• **What to work on**:
Reproduce the tail of the data exactly. It starts at the line containing "Enumerate this screenshot's" and runs to the last line.

• **Exercise material**:
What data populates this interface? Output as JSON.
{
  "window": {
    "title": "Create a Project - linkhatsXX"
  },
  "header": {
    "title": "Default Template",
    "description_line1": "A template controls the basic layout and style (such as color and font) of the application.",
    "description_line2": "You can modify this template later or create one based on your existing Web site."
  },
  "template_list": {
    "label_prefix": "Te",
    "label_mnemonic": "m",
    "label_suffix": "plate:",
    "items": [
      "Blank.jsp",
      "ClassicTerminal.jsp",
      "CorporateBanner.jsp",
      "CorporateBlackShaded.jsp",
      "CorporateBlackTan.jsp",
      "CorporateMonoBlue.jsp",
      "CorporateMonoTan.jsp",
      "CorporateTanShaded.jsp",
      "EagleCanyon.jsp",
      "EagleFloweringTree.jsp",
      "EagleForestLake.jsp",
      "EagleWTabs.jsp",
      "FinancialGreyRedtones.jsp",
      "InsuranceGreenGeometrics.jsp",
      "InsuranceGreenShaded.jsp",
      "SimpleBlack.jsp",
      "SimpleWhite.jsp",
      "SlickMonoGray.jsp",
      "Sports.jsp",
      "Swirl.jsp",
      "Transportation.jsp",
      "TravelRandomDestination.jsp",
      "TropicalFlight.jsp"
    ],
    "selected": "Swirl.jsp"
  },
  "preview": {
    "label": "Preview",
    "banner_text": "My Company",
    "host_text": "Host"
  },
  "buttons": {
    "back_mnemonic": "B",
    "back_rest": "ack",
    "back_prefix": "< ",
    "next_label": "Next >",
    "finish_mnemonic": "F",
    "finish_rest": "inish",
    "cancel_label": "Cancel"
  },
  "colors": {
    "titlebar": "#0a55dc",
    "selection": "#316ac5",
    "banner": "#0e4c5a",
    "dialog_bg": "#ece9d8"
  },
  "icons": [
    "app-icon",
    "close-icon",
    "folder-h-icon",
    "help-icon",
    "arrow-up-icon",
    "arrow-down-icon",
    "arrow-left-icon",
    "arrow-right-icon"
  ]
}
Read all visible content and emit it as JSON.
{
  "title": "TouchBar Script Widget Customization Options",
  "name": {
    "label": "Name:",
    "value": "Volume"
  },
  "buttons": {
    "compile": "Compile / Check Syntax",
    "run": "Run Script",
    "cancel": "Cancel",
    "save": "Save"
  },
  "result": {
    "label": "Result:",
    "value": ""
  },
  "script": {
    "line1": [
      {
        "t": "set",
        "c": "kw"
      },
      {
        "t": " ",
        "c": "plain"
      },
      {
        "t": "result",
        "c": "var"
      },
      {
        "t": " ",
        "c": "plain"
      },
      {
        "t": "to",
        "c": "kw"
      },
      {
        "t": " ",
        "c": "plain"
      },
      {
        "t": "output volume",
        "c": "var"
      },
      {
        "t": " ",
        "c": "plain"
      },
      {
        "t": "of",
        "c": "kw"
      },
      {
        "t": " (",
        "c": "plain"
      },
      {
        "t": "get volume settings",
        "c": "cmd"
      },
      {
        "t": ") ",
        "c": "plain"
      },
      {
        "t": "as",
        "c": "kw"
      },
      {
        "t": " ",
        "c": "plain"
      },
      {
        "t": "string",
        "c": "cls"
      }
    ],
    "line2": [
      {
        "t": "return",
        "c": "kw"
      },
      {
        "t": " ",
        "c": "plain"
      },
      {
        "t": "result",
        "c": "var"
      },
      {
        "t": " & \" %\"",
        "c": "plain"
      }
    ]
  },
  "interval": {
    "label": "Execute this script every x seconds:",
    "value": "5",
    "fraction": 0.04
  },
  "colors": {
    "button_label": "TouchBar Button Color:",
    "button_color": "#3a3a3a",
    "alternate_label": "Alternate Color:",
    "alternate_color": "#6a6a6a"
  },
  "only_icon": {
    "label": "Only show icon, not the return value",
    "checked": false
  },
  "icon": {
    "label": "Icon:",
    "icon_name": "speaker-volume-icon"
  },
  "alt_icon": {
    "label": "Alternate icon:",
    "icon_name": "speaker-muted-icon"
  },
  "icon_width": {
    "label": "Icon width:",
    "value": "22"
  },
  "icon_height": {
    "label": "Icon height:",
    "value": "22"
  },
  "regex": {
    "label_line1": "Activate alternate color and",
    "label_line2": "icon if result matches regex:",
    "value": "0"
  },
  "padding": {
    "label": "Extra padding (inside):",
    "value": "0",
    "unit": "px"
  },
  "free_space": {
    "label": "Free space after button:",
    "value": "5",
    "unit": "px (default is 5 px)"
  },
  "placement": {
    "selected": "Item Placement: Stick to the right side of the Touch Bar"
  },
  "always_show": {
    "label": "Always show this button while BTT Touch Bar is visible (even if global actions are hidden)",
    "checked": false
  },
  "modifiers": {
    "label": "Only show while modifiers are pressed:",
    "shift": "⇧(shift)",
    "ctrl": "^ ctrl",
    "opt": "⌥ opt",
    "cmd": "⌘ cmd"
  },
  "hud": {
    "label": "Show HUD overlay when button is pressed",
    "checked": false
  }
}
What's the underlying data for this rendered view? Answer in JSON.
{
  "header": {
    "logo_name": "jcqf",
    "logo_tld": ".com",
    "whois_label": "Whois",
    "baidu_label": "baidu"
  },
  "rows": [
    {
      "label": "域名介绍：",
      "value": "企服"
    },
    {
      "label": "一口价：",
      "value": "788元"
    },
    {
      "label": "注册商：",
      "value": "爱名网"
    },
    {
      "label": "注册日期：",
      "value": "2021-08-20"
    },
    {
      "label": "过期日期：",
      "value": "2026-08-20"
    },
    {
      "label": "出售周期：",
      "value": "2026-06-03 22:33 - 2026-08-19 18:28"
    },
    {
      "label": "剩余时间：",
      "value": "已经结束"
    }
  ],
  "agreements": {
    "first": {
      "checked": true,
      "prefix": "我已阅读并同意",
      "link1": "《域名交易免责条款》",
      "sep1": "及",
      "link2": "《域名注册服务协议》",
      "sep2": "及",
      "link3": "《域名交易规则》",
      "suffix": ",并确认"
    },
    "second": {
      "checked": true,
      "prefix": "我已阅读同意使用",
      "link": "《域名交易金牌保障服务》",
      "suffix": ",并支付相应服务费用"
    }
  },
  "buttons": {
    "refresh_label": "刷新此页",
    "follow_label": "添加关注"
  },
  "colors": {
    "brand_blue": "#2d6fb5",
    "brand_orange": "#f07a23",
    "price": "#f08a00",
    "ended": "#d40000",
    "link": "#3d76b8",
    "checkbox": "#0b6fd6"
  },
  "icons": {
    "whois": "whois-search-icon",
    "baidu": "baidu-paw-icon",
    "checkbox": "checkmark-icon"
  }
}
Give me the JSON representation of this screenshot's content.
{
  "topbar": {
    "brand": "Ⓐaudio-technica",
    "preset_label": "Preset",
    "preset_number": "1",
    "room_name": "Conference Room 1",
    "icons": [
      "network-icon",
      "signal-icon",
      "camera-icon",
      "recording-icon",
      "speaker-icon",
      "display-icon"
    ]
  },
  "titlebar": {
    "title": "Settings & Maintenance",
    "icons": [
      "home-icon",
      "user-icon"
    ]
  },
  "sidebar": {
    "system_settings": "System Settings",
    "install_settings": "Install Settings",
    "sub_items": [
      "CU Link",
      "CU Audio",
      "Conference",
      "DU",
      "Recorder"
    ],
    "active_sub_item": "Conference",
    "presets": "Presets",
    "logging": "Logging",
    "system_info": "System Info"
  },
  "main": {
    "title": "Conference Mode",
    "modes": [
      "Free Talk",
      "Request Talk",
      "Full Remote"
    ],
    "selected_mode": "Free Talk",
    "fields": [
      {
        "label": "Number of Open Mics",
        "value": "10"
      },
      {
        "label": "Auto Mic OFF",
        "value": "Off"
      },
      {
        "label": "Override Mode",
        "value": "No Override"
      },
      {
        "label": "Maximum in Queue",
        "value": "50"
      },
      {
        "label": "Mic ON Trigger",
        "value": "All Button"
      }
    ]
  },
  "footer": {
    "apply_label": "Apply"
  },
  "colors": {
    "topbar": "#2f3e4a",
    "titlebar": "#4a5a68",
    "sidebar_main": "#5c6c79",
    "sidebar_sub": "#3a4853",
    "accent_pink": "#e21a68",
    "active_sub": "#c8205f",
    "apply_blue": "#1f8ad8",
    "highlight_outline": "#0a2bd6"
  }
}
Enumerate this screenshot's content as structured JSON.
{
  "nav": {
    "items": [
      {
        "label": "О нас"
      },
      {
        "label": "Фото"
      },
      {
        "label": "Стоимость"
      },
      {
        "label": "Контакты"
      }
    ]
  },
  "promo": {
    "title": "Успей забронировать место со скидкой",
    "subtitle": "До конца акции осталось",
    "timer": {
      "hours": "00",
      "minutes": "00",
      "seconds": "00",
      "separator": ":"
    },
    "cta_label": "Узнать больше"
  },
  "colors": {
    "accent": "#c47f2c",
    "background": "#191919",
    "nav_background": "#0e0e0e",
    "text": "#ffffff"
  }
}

• **Your solution**:
Enumerate this screenshot's content as structured JSON.
{
  "nav": {
    "items": [
      {
        "label": "О нас"
      },
      {
        "label": "Фото"
      },
      {
        "label": "Стоимость"
      },
      {
        "label": "Контакты"
      }
    ]
  },
  "promo": {
    "title": "Успей забронировать место со скидкой",
    "subtitle": "До конца акции осталось",
    "timer": {
      "hours": "00",
      "minutes": "00",
      "seconds": "00",
      "separator": ":"
    },
    "cta_label": "Узнать больше"
  },
  "colors": {
    "accent": "#c47f2c",
    "background": "#191919",
    "nav_background": "#0e0e0e",
    "text": "#ffffff"
  }
}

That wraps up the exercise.